Task statement:
All records below are to be repeated precisely, with nothing added.

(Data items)
+---+
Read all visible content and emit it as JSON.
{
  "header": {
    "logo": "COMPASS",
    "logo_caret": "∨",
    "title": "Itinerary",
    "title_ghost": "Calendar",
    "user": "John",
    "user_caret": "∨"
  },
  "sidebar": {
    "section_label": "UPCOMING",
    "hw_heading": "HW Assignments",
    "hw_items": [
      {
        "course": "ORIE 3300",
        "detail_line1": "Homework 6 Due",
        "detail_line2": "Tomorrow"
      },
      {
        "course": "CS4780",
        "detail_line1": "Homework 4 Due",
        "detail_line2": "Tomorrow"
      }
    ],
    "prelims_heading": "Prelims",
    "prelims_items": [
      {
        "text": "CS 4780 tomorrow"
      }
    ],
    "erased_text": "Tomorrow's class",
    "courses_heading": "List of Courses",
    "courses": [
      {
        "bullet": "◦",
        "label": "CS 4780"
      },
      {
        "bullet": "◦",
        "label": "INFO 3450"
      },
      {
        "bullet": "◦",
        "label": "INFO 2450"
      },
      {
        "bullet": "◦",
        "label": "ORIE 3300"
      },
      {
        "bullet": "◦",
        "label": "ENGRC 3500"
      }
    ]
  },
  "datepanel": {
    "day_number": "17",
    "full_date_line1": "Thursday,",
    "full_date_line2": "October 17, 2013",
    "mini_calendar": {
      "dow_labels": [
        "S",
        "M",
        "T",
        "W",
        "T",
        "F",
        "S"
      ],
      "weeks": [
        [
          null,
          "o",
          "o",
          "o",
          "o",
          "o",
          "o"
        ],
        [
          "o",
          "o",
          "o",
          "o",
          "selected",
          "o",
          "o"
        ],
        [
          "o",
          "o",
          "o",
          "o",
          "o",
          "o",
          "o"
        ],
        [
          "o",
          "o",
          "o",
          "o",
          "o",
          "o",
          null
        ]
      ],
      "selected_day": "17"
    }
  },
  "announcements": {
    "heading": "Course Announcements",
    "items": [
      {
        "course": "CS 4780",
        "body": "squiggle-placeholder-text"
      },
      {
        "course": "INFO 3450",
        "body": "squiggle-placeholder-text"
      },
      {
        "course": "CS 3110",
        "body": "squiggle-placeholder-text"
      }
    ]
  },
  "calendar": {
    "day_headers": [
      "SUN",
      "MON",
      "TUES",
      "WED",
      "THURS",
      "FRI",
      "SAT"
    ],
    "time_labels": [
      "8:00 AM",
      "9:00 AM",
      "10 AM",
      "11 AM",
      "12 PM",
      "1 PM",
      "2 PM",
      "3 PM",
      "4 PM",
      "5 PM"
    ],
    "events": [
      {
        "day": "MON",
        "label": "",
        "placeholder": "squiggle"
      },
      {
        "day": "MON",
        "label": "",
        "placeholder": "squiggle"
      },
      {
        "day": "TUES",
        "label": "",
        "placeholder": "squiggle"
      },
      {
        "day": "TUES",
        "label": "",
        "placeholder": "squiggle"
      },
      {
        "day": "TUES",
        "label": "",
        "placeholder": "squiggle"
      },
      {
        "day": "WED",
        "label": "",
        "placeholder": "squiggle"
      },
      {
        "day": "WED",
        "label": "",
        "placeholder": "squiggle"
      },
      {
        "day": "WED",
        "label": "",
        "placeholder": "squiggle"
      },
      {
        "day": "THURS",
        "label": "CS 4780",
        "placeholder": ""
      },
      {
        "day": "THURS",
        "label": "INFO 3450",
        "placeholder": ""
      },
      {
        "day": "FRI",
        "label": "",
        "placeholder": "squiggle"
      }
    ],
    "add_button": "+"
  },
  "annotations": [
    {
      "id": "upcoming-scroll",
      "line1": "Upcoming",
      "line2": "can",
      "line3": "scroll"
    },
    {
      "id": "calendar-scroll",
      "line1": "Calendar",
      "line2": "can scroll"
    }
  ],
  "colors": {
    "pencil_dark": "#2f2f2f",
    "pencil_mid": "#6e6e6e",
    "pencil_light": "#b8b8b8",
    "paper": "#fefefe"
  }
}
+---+
Task solution:
Read all visible content and emit it as JSON.
{
  "header": {
    "logo": "COMPASS",
    "logo_caret": "∨",
    "title": "Itinerary",
    "title_ghost": "Calendar",
    "user": "John",
    "user_caret": "∨"
  },
  "sidebar": {
    "section_label": "UPCOMING",
    "hw_heading": "HW Assignments",
    "hw_items": [
      {
        "course": "ORIE 3300",
        "detail_line1": "Homework 6 Due",
        "detail_line2": "Tomorrow"
      },
      {
        "course": "CS4780",
        "detail_line1": "Homework 4 Due",
        "detail_line2": "Tomorrow"
      }
    ],
    "prelims_heading": "Prelims",
    "prelims_items": [
      {
        "text": "CS 4780 tomorrow"
      }
    ],
    "erased_text": "Tomorrow's class",
    "courses_heading": "List of Courses",
    "courses": [
      {
        "bullet": "◦",
        "label": "CS 4780"
      },
      {
        "bullet": "◦",
        "label": "INFO 3450"
      },
      {
        "bullet": "◦",
        "label": "INFO 2450"
      },
      {
        "bullet": "◦",
        "label": "ORIE 3300"
      },
      {
        "bullet": "◦",
        "label": "ENGRC 3500"
      }
    ]
  },
  "datepanel": {
    "day_number": "17",
    "full_date_line1": "Thursday,",
    "full_date_line2": "October 17, 2013",
    "mini_calendar": {
      "dow_labels": [
        "S",
        "M",
        "T",
        "W",
        "T",
        "F",
        "S"
      ],
      "weeks": [
        [
          null,
          "o",
          "o",
          "o",
          "o",
          "o",
          "o"
        ],
        [
          "o",
          "o",
          "o",
          "o",
          "selected",
          "o",
          "o"
        ],
        [
          "o",
          "o",
          "o",
          "o",
          "o",
          "o",
          "o"
        ],
        [
          "o",
          "o",
          "o",
          "o",
          "o",
          "o",
          null
        ]
      ],
      "selected_day": "17"
    }
  },
  "announcements": {
    "heading": "Course Announcements",
    "items": [
      {
        "course": "CS 4780",
        "body": "squiggle-placeholder-text"
      },
      {
        "course": "INFO 3450",
        "body": "squiggle-placeholder-text"
      },
      {
        "course": "CS 3110",
        "body": "squiggle-placeholder-text"
      }
    ]
  },
  "calendar": {
    "day_headers": [
      "SUN",
      "MON",
      "TUES",
      "WED",
      "THURS",
      "FRI",
      "SAT"
    ],
    "time_labels": [
      "8:00 AM",
      "9:00 AM",
      "10 AM",
      "11 AM",
      "12 PM",
      "1 PM",
      "2 PM",
      "3 PM",
      "4 PM",
      "5 PM"
    ],
    "events": [
      {
        "day": "MON",
        "label": "",
        "placeholder": "squiggle"
      },
      {
        "day": "MON",
        "label": "",
        "placeholder": "squiggle"
      },
      {
        "day": "TUES",
        "label": "",
        "placeholder": "squiggle"
      },
      {
        "day": "TUES",
        "label": "",
        "placeholder": "squiggle"
      },
      {
        "day": "TUES",
        "label": "",
        "placeholder": "squiggle"
      },
      {
        "day": "WED",
        "label": "",
        "placeholder": "squiggle"
      },
      {
        "day": "WED",
        "label": "",
        "placeholder": "squiggle"
      },
      {
        "day": "WED",
        "label": "",
        "placeholder": "squiggle"
      },
      {
        "day": "THURS",
        "label": "CS 4780",
        "placeholder": ""
      },
      {
        "day": "THURS",
        "label": "INFO 3450",
        "placeholder": ""
      },
      {
        "day": "FRI",
        "label": "",
        "placeholder": "squiggle"
      }
    ],
    "add_button": "+"
  },
  "annotations": [
    {
      "id": "upcoming-scroll",
      "line1": "Upcoming",
      "line2": "can",
      "line3": "scroll"
    },
    {
      "id": "calendar-scroll",
      "line1": "Calendar",
      "line2": "can scroll"
    }
  ],
  "colors": {
    "pencil_dark": "#2f2f2f",
    "pencil_mid": "#6e6e6e",
    "pencil_light": "#b8b8b8",
    "paper": "#fefefe"
  }
}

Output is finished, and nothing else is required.